The 2013 Santa Cruz County Readers' Poll and Critics’ Picks It’s our biggest issue of the year, and in it, your votes—more than 6,500 of them—determined the winners of The Best of Santa Cruz County Readers’ Poll. New to the long list of local restaurants, shops and other notables that captured your interest: Best Beer Selection, Best Locally Owned Business, Best Customer Service and Best Marijuana Dispensary. In the meantime, many readers were ever so chatty online about potential new categories. Some of the suggestions that stood out: Best Teen Program and Best Web Design/Designer. But what about: Dog Park, Church, Hotel, Local Farm, Therapist (I second that!) or Sports Bar—not to be confused with Bra. Our favorite suggestion: Best Act of Kindness—one reader noted Café Gratitude and the free meals it offered to the Santa Cruz Police Department in the aftermath of recent crimes. Perhaps some of these can be woven into next year’s ballot, so stay tuned. In the meantime, enjoy the following pages and take note of our Critics’ Picks, too, beginning on page 91. A big thanks for voting—and for reading—and an even bigger congratulations to all of the winners. Enjoy.  -Greg Archer, EditorBest of Santa Cruz County Readers’ Poll INDEX

 

Hunter Hill Cabernet Sauvignon

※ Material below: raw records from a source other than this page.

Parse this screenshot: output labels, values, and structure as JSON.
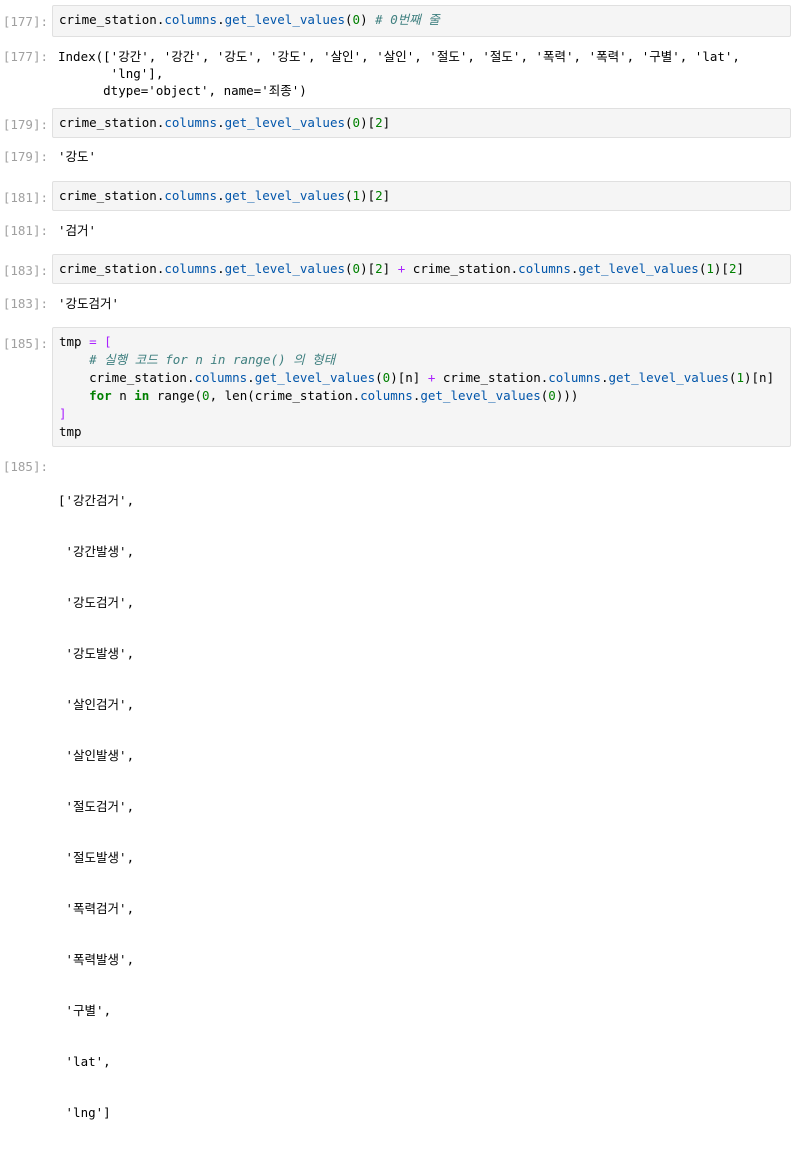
{
  "cells": [
    {
      "in_prompt": "[177]:",
      "code": {
        "obj": "crime_station",
        "attr": "columns",
        "method": "get_level_values",
        "arg": "0",
        "comment": "# 0번째 줄"
      },
      "out_prompt": "[177]:",
      "output_lines": [
        "Index(['강간', '강간', '강도', '강도', '살인', '살인', '절도', '절도', '폭력', '폭력', '구별', 'lat',",
        "       'lng'],",
        "      dtype='object', name='죄종')"
      ]
    },
    {
      "in_prompt": "[179]:",
      "code": {
        "obj": "crime_station",
        "attr": "columns",
        "method": "get_level_values",
        "arg": "0",
        "index": "2"
      },
      "out_prompt": "[179]:",
      "output_lines": [
        "'강도'"
      ]
    },
    {
      "in_prompt": "[181]:",
      "code": {
        "obj": "crime_station",
        "attr": "columns",
        "method": "get_level_values",
        "arg": "1",
        "index": "2"
      },
      "out_prompt": "[181]:",
      "output_lines": [
        "'검거'"
      ]
    },
    {
      "in_prompt": "[183]:",
      "code": {
        "obj": "crime_station",
        "attr": "columns",
        "method": "get_level_values",
        "arg": "0",
        "index": "2",
        "op": "+",
        "arg2": "1",
        "index2": "2"
      },
      "out_prompt": "[183]:",
      "output_lines": [
        "'강도검거'"
      ]
    },
    {
      "in_prompt": "[185]:",
      "code": {
        "line1_var": "tmp",
        "line1_eq": "=",
        "line1_bracket": "[",
        "comment": "# 실행 코드 for n in range() 의 형태",
        "line3_obj": "crime_station",
        "line3_attr": "columns",
        "line3_method": "get_level_values",
        "line3_arg0": "0",
        "line3_idx": "n",
        "line3_op": "+",
        "line3_arg1": "1",
        "for_kw": "for",
        "var_n": "n",
        "in_kw": "in",
        "range_fn": "range",
        "zero": "0",
        "len_fn": "len",
        "close_bracket": "]",
        "last_line": "tmp"
      },
      "out_prompt": "[185]:",
      "output_lines": [
        "['강간검거',",
        " '강간발생',",
        " '강도검거',",
        " '강도발생',",
        " '살인검거',",
        " '살인발생',",
        " '절도검거',",
        " '절도발생',",
        " '폭력검거',",
        " '폭력발생',",
        " '구별',",
        " 'lat',",
        " 'lng']"
      ]
    }
  ]
}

Smooth with soft tannins, this velvety crimson Cabernet Sauvignon 2011 is delicious and very drinkable.